The cast of After Yang

After Yang

After Yang uses the story of a malfunctioning android to explore the nature of humanity and love. Yes, that might be a trope ready for the junk heap, but writer/director Kogonada finds new ground with his gentle and humane approach. After Yang stars Colin Farrell and Jodi Turner-Smith as Jake and Kyra, parents who purchased an android called Yang (Justin H. Min) to be a big brother for their adopted daughter Mika (Malea Emma Tjandrawidjaja). When Yang stops functioning, Jake gains access to his memory banks, revealing unexpected depths to his robotic son.

Farrell may be getting praise for The Banshees of Inisherin and The Batman, but his subtle, calm performance in After Yang stands among his best. He’s well-matched by Turner-Smith as a practical-minded mother, Clifton Collins as a nosy neighbor, and Haley Lu Richardson as Yang’s mysterious girlfriend. But the real standout here is Min as the title character. Best known for The Umbrella Academy, Min plays Yang as a figure so full of longing and kindness that the viewer wishes humanity would follow his example. – Joe George

Burning Car in Nitram Movie


This one isn’t a fun watch but it’s a quality piece of filmmaking with three powerhouse central performances and a point that’s worth making. Australian filmmaker Justin Kurzel, who made one of the most harrowing true crime films ever with Snowtown, returns to similar subject matter to tackle Australia’s worst massacre in modern history, that of the Port Arthur shooting. Nitram tells the story of the build up to the massacre with Caleb Landry Jones shining as the highly troubled, deeply troublesome young man (Nitram is his first name backwards—it’s a conscious decision made by Kurzel never to use the killer’s name in the film, and we will follow suit) charting his affair with an older heiress (Essie Davis) and his fractious relationship with his mother (Judy Davis), as well as the utterly senseless gun laws that allowed him to amass an armory.

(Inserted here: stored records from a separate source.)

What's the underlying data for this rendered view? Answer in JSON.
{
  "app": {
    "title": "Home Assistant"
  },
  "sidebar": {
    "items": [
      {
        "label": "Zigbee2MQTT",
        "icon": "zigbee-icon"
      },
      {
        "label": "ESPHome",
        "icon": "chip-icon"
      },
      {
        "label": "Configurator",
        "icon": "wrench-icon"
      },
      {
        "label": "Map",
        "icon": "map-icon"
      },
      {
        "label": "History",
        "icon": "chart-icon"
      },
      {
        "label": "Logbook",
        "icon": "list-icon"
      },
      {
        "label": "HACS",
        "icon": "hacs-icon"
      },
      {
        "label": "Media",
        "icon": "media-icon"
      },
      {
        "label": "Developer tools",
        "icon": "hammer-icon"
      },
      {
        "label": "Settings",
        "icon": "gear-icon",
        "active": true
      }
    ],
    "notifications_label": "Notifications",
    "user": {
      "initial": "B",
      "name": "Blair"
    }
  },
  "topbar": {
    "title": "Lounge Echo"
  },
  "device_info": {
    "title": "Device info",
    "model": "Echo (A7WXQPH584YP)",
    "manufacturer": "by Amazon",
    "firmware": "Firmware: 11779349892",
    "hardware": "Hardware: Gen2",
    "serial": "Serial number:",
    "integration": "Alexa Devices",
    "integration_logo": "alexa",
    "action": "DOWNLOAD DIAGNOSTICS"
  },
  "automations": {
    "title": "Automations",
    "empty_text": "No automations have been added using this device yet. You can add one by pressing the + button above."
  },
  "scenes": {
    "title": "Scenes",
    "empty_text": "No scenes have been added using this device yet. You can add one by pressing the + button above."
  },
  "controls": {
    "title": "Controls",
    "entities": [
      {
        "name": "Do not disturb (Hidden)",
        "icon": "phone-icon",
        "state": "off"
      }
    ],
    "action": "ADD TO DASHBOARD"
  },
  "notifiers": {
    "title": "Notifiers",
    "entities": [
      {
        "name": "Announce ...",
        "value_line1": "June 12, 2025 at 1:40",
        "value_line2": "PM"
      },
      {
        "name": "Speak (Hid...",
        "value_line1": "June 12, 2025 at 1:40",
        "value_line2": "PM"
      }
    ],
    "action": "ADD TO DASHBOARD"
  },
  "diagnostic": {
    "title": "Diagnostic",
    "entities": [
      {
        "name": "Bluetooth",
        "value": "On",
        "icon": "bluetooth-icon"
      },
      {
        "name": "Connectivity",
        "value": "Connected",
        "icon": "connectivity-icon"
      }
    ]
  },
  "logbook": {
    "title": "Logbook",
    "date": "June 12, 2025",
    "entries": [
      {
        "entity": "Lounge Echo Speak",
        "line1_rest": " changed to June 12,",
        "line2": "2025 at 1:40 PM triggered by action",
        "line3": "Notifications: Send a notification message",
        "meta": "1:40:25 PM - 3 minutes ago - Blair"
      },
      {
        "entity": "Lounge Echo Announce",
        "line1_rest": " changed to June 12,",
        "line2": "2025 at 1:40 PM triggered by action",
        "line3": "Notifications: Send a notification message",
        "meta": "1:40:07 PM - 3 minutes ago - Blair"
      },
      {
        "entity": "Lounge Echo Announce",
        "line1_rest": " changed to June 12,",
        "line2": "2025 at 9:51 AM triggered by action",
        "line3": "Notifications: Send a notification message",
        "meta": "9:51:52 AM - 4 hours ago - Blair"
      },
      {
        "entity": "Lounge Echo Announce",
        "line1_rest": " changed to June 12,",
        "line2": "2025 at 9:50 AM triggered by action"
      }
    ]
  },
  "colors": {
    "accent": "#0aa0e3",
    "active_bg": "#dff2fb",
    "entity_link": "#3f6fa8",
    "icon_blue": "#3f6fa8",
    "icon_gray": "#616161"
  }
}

As well as a tense and disturbing character study, this is more a damning look at the gun law reform that followed and how that reform has slipped in the years since the murders. If you don’t learn from history you could be damned to repeat it, as the saying goes… – Rosie Fletcher